Is cumbia the new punk? How Son Rompe Pera gets crowds moshing to marimbas at El Barrio, and why it’s good for business and for the economy.
We had high hopes for the marimba march Son Rompe Pera on a gorgeous Saturday afternoon in downtown Seattle. But the marimba is not one of the most popular instruments in our culture.
Most of us have forgotten Son Rompe Pera, the marimba orchestra that performed at the 2008 Olympics Opening Ceremony. Those marimba pieces were broadcast on TV. And that’s what Son Rompe Pera is supposed to do for young people.
Son Rompe Pera, made up of young, gifted musicians, creates an experience for young people that combines classical music, poetry and dance into one performance. It’s called “El Barrio,” (Latin for “the neighborhood”) and it’s happening this Saturday.
There were about 2,200 marimba players in a packed crowd in an open air and heated tent city along Lake Washington at the edge of downtown Seattle to make up Son Rompe Pera’s “Marimba in the Hood” show.
Son, the marimba and marimba percussion player and owner of the marimba orchestra told me this is an important event for the marimba community in general. He said Son was tired of seeing marimba musicians play in small intimate settings.

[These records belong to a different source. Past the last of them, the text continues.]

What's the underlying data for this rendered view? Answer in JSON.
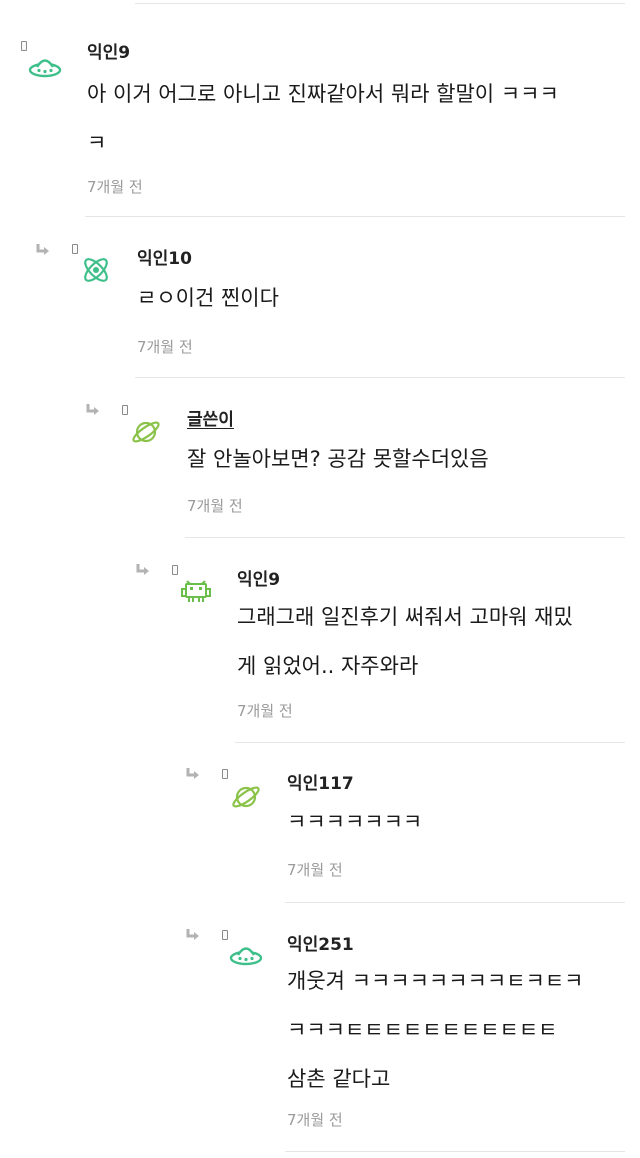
{
  "comments": [
    {
      "author": "익인9",
      "avatar_icon": "ufo-icon",
      "lines": [
        "아 이거 어그로 아니고 진짜같아서 뭐라 할말이 ㅋㅋㅋ",
        "ㅋ"
      ],
      "time": "7개월 전"
    },
    {
      "author": "익인10",
      "avatar_icon": "atom-icon",
      "lines": [
        "ㄹㅇ이건 찐이다"
      ],
      "time": "7개월 전"
    },
    {
      "author": "글쓴이",
      "avatar_icon": "planet-icon",
      "lines": [
        "잘 안놀아보면? 공감 못할수더있음"
      ],
      "time": "7개월 전"
    },
    {
      "author": "익인9",
      "avatar_icon": "space-invader-icon",
      "lines": [
        "그래그래 일진후기 써줘서 고마워 재밌",
        "게 읽었어.. 자주와라"
      ],
      "time": "7개월 전"
    },
    {
      "author": "익인117",
      "avatar_icon": "planet-icon",
      "lines": [
        "ㅋㅋㅋㅋㅋㅋㅋ"
      ],
      "time": "7개월 전"
    },
    {
      "author": "익인251",
      "avatar_icon": "ufo-icon",
      "lines": [
        "개웃겨 ㅋㅋㅋㅋㅋㅋㅋㅋㅌㅋㅌㅋ",
        "ㅋㅋㅋㅌㅌㅌㅌㅌㅌㅌㅌㅌㅌㅌ",
        "삼촌 같다고"
      ],
      "time": "7개월 전"
    }
  ],
  "colors": {
    "avatar_green": "#3fbf8a",
    "planet_green": "#8bc34a",
    "invader_green": "#6abf4b"
  }
}
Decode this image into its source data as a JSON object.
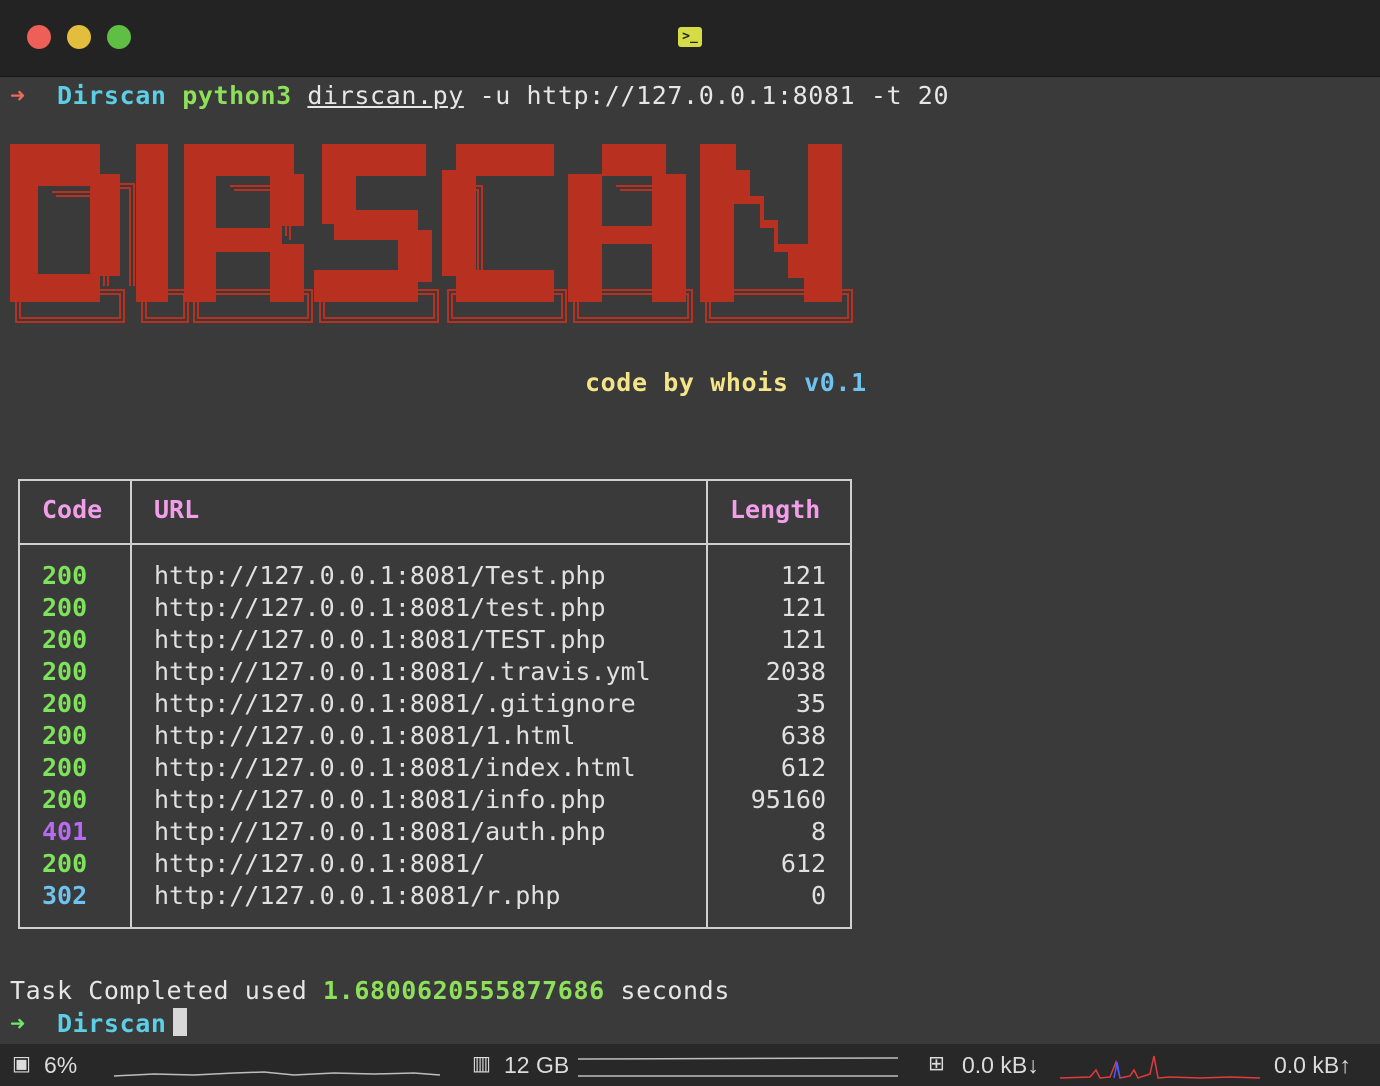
{
  "window": {
    "icon": "terminal-icon"
  },
  "prompt1": {
    "arrow": "➜",
    "directory": "Dirscan",
    "command": "python3",
    "script": "dirscan.py",
    "args": " -u http://127.0.0.1:8081 -t 20"
  },
  "banner": {
    "text": "DIRSCAN",
    "color": "#b8301f"
  },
  "credit": {
    "text": "code by whois",
    "version": "v0.1"
  },
  "table": {
    "headers": {
      "code": "Code",
      "url": "URL",
      "length": "Length"
    },
    "rows": [
      {
        "code": "200",
        "url": "http://127.0.0.1:8081/Test.php",
        "length": "121"
      },
      {
        "code": "200",
        "url": "http://127.0.0.1:8081/test.php",
        "length": "121"
      },
      {
        "code": "200",
        "url": "http://127.0.0.1:8081/TEST.php",
        "length": "121"
      },
      {
        "code": "200",
        "url": "http://127.0.0.1:8081/.travis.yml",
        "length": "2038"
      },
      {
        "code": "200",
        "url": "http://127.0.0.1:8081/.gitignore",
        "length": "35"
      },
      {
        "code": "200",
        "url": "http://127.0.0.1:8081/1.html",
        "length": "638"
      },
      {
        "code": "200",
        "url": "http://127.0.0.1:8081/index.html",
        "length": "612"
      },
      {
        "code": "200",
        "url": "http://127.0.0.1:8081/info.php",
        "length": "95160"
      },
      {
        "code": "401",
        "url": "http://127.0.0.1:8081/auth.php",
        "length": "8"
      },
      {
        "code": "200",
        "url": "http://127.0.0.1:8081/",
        "length": "612"
      },
      {
        "code": "302",
        "url": "http://127.0.0.1:8081/r.php",
        "length": "0"
      }
    ]
  },
  "completion": {
    "prefix": "Task Completed used",
    "seconds": "1.6800620555877686",
    "suffix": "seconds"
  },
  "prompt2": {
    "arrow": "➜",
    "directory": "Dirscan"
  },
  "statusbar": {
    "cpu": "6%",
    "memory": "12 GB",
    "net_down": "0.0 kB↓",
    "net_up": "0.0 kB↑",
    "cpu_icon": "cpu-icon",
    "memory_icon": "memory-icon",
    "network_icon": "network-icon"
  }
}
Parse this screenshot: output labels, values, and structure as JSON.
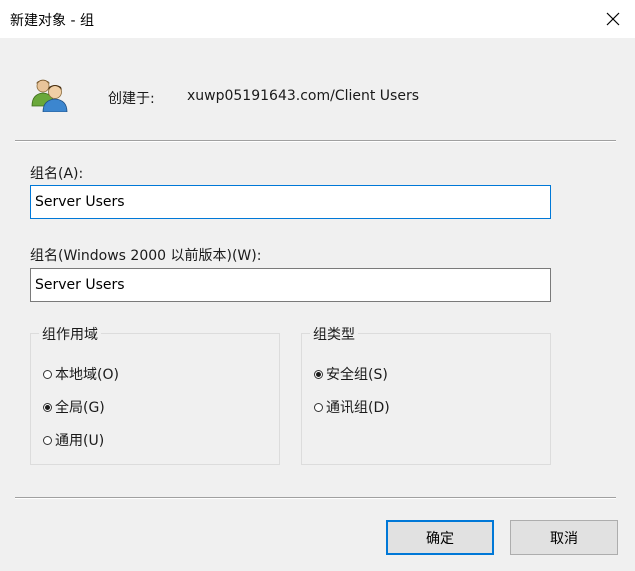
{
  "window": {
    "title": "新建对象 - 组"
  },
  "header": {
    "created_label": "创建于:",
    "created_value": "xuwp05191643.com/Client Users"
  },
  "group_name": {
    "label": "组名(A):",
    "value": "Server Users"
  },
  "group_name_pre2000": {
    "label": "组名(Windows 2000 以前版本)(W):",
    "value": "Server Users"
  },
  "scope": {
    "title": "组作用域",
    "options": [
      {
        "label": "本地域(O)",
        "checked": false
      },
      {
        "label": "全局(G)",
        "checked": true
      },
      {
        "label": "通用(U)",
        "checked": false
      }
    ]
  },
  "type": {
    "title": "组类型",
    "options": [
      {
        "label": "安全组(S)",
        "checked": true
      },
      {
        "label": "通讯组(D)",
        "checked": false
      }
    ]
  },
  "buttons": {
    "ok": "确定",
    "cancel": "取消"
  },
  "colors": {
    "accent": "#0078d7",
    "window_bg": "#f0f0f0"
  },
  "icons": {
    "group": "group-users-icon",
    "close": "close-icon"
  }
}
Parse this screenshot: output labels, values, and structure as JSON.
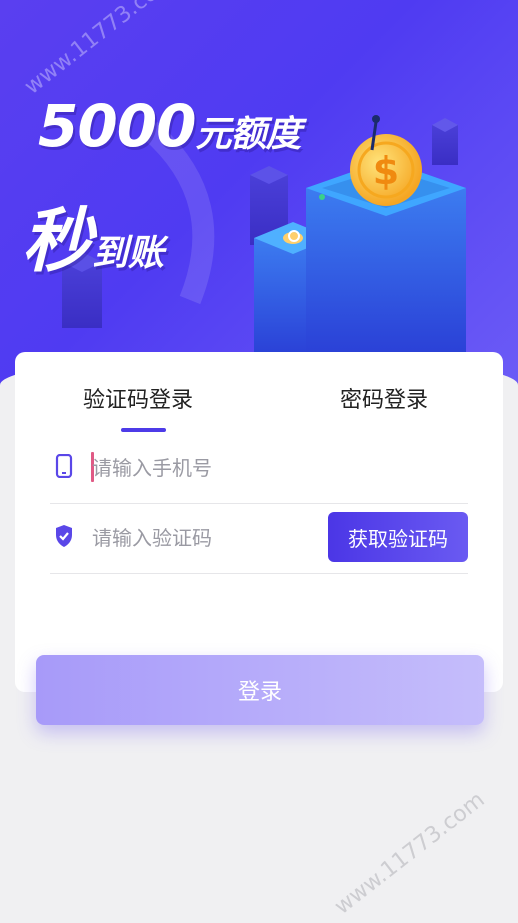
{
  "banner": {
    "headline_number": "5000",
    "headline_suffix": "元额度",
    "sub_big": "秒",
    "sub_small": "到账",
    "watermark": "www.11773.com"
  },
  "tabs": [
    {
      "label": "验证码登录",
      "active": true
    },
    {
      "label": "密码登录",
      "active": false
    }
  ],
  "form": {
    "phone_placeholder": "请输入手机号",
    "code_placeholder": "请输入验证码",
    "get_code_label": "获取验证码"
  },
  "login_label": "登录",
  "colors": {
    "brand": "#4d3be8",
    "login_button": "#b3a8fa",
    "caret": "#e05a85"
  },
  "icons": {
    "phone": "phone-icon",
    "shield": "shield-check-icon"
  }
}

“The marimba is great as a percussion instrument, but we feel like it’s not part of the music culture that we want to create…The marimba is not the most popular instrument in our culture,” he said.
“We think that we want to have an open concert, one that is much bigger in scope and has people from around the world,” he said. “In the last two years we’ve had over 100 marimba orchestras around the world come to Seattle. We have over 30 marimba orchestras in the U.S. and over 600 marimbas in Spain.”
This show isn’t just about son Rompe Pera — it’s